Bereft of both parents and financial future, Jacob despairs and jumps a train moving through the town. It happens to belong to the Benzini Brothers Most Spectacular Show on Earth, a poor cousin to Ringling Brothers. Once it’s discovered that he has veterinary experience, he is put in charge of the animals, a task that is at once heartwarming, thankless, and distressing. The circus is run by the greedy Uncle Al and the brilliant but mercurial August, the animal trainer who keeps the circus afloat. August, a paranoid schizophrenic, alters between warmly welcoming Jacob and trying to kill him.
Summer is drawing to a close, and we are celebrating another wonderful summer reading club experience with free and fun events at many of our branches.
Summer Reading Club Party
Popsicles! Crafts! Buckets of fun! Sponsored by the Friends of the Library. Activities sponsored by local community groups. Preschool-Grade 6. Drop in. Wednesday, August 17, 2:30 - 4:30.
Bring the whole family to celebrate the 2011 Summer Reading Club at our neighborhood carnival with games, activities, and lots of fun-don't miss it! Drop in. Sponsored by the Friends of the Library. Wednesday, August 24, 2011 - 10:00am - 12:00pm
Bring the whole family to celebrate the 2011 Summer Reading Club at our neighborhood carnival! Friday, August 12, 10:00-12:00. Sponsored by the Friends of the Library.
Library Kids' Fest
Join us for our end of the Summer Reading Club party and community festival! Frozen treats, games, prizes, and more! For children up to age 12 and their families. Sponsored by the Friends of the Library. Saturday, August 6, 10:00-12:00.
Summer Reading Celebration
Activities, crafts, games, fun and prizes for readers of all ages! Sign-up begins July 1st. Friday, August 5, 11:00 - 12:00.
End of Tales Summer Reading Club Party
Party with ice cream and hot dogs.

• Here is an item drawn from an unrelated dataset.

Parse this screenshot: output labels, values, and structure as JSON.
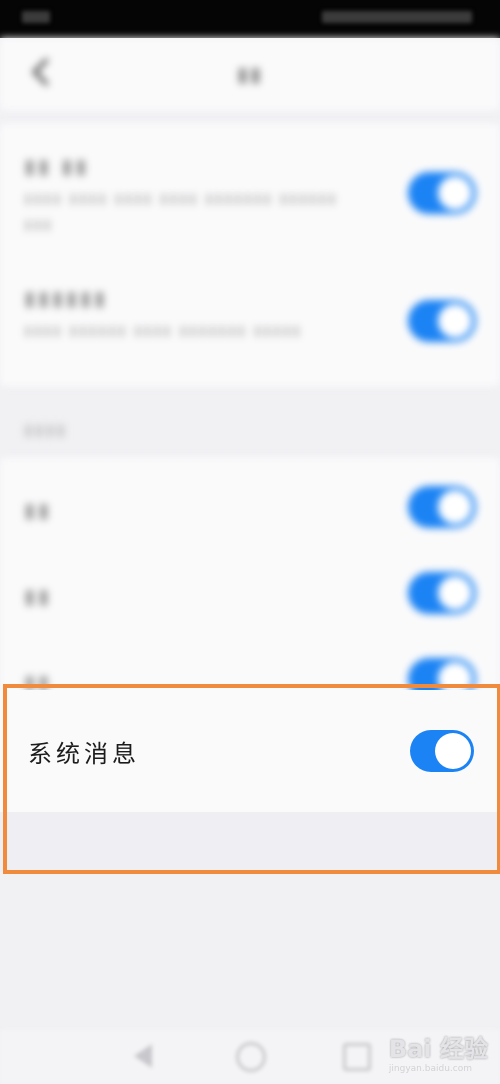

Music provided by guitarist David Smith. Thursday, August 25, 2011 - 6:30pm - 8:00pm
In Jacqueline Davies’ The Lemonade War, Jessie Treski and her brother Evan have a pretty good relationship…usually. But when Evan finds out that Jessie will be skipping third grade and will share his fourth-grade classroom, he gets pretty angry. It’s bad enough that his sister gets all the good grades, but now she is going to mess up things with his friends as well. His anger grows…and grows…and then he explodes, saying awful things to her that he knows he will regret later. Jessie responds and their argument swells until they make a wager with high odds, all riding on who can sell the most lemonade in the last five days before school starts.
Sometimes you want to do more than just dig in the dirt, and a targeted gardening project is an excellent way to develop green thumbs. DK’s gardening book for kids, Ready, Set, Grow! Quick and Easy Gardening Projects, offers some creative and colorful projects that won’t break the bank or send you all around town looking for obscure ingredients. Like all DK books, this one offers wonderful photographs and cheery art, making it a visual feast for the eyes as well. I loved the decorations that we can make out of foil containers, the garden buddy made out of recycled materials, and the “strawberry boot,” made from a pair of old rain boots.
I love Rachael Ray’s easy-to-use recipes, many of which are meant to make in 30 minutes and boast an abundance of flavor. However, many of Ray’s earlier cookbooks, while offering amazing recipes, were somewhat lackluster, with just a slim insert of glossy photos illustrating the dishes.